Directions: Your answer must be a single number: how many lines in the records below contain the word "from".
:: Data for analysis
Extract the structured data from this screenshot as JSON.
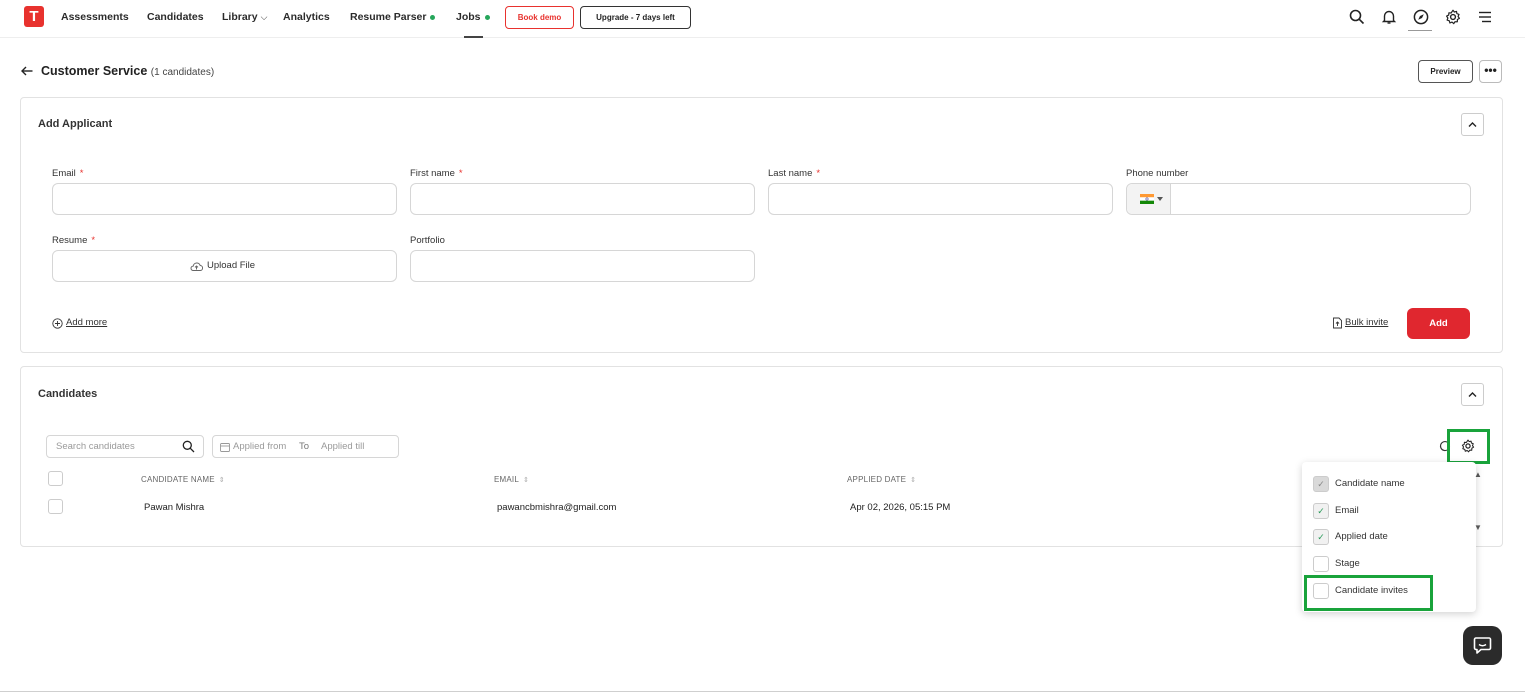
{
  "brand": {
    "logo_letter": "T",
    "accent": "#e8322e"
  },
  "nav": {
    "links": [
      "Assessments",
      "Candidates",
      "Library",
      "Analytics",
      "Resume Parser",
      "Jobs"
    ],
    "book_demo": "Book demo",
    "upgrade": "Upgrade - 7 days left",
    "icons": [
      "search-icon",
      "bell-icon",
      "compass-icon",
      "gear-icon",
      "menu-icon"
    ]
  },
  "header": {
    "title": "Customer Service",
    "count": "(1 candidates)",
    "preview": "Preview",
    "more": "•••"
  },
  "add_applicant": {
    "title": "Add Applicant",
    "fields": {
      "email": {
        "label": "Email",
        "required": "*",
        "value": ""
      },
      "first_name": {
        "label": "First name",
        "required": "*",
        "value": ""
      },
      "last_name": {
        "label": "Last name",
        "required": "*",
        "value": ""
      },
      "phone": {
        "label": "Phone number",
        "value": "",
        "country_flag": "India"
      },
      "resume": {
        "label": "Resume",
        "required": "*",
        "upload_label": "Upload File"
      },
      "portfolio": {
        "label": "Portfolio",
        "value": ""
      }
    },
    "add_more": "Add more",
    "bulk_invite": "Bulk invite",
    "add_button": "Add"
  },
  "candidates": {
    "title": "Candidates",
    "search_placeholder": "Search candidates",
    "date_from": "Applied from",
    "date_to": "To",
    "date_till": "Applied till",
    "columns": [
      "CANDIDATE NAME",
      "EMAIL",
      "APPLIED DATE"
    ],
    "rows": [
      {
        "name": "Pawan Mishra",
        "email": "pawancbmishra@gmail.com",
        "applied": "Apr 02, 2026, 05:15 PM"
      }
    ]
  },
  "column_menu": {
    "options": [
      {
        "label": "Candidate name",
        "checked": true,
        "disabled": true
      },
      {
        "label": "Email",
        "checked": true,
        "disabled": false
      },
      {
        "label": "Applied date",
        "checked": true,
        "disabled": false
      },
      {
        "label": "Stage",
        "checked": false,
        "disabled": false
      },
      {
        "label": "Candidate invites",
        "checked": false,
        "disabled": false
      }
    ],
    "check_mark": "✓"
  },
  "colors": {
    "highlight": "#19a33b",
    "add_button": "#e0272f",
    "status_dot": "#26a65b"
  }
}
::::
Exercise output: 2